Excerpts from an interface dataset
################
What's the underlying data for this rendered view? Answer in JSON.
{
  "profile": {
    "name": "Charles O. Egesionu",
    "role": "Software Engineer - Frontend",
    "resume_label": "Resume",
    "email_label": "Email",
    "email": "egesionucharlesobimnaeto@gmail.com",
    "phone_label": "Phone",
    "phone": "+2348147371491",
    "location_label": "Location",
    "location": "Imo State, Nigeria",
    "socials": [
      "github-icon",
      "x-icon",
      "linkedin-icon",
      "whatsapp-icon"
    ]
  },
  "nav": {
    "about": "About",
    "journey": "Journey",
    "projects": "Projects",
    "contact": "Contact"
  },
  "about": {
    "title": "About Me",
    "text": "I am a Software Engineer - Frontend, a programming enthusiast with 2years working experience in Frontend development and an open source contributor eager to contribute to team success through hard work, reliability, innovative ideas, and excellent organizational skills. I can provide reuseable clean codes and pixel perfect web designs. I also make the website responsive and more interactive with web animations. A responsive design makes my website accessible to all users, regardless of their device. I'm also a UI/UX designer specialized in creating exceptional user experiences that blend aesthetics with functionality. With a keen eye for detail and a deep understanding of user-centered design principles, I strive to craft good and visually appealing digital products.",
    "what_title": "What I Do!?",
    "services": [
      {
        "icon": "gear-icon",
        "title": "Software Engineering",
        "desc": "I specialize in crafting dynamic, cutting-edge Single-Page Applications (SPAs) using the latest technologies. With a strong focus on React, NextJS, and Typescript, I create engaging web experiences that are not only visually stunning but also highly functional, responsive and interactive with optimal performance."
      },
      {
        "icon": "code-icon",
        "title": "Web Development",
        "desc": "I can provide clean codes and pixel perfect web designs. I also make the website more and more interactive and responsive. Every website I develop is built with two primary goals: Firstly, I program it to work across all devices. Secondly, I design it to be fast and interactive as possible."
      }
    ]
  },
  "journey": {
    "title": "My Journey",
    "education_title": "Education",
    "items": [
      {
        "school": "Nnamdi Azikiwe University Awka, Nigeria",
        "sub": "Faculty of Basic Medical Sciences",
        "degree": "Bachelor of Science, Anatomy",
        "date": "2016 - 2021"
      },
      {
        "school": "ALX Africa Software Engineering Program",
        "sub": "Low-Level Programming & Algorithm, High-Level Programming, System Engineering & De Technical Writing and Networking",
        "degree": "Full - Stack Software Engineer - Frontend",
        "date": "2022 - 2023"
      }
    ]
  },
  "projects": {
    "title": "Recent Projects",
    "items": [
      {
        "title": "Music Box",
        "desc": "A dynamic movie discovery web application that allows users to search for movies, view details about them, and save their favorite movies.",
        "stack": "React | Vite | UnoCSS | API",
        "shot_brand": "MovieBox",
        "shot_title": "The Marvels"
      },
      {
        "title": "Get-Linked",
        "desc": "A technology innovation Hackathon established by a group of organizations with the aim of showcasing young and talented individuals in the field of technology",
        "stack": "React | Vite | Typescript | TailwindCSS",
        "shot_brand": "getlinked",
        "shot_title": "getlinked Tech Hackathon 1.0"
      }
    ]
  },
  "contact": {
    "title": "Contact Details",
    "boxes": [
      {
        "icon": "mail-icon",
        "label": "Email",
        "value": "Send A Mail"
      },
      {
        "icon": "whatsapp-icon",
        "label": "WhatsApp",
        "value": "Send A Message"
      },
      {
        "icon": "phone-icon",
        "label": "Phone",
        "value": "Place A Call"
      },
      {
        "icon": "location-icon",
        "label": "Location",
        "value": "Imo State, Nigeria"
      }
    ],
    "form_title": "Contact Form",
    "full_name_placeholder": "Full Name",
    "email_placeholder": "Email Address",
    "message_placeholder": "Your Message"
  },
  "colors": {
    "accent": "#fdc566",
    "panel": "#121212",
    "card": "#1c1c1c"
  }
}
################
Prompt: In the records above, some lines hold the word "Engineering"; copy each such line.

Final answer:
        "title": "Software Engineering",
        "school": "ALX Africa Software Engineering Program",
        "sub": "Low-Level Programming & Algorithm, High-Level Programming, System Engineering & De Technical Writing and Networking",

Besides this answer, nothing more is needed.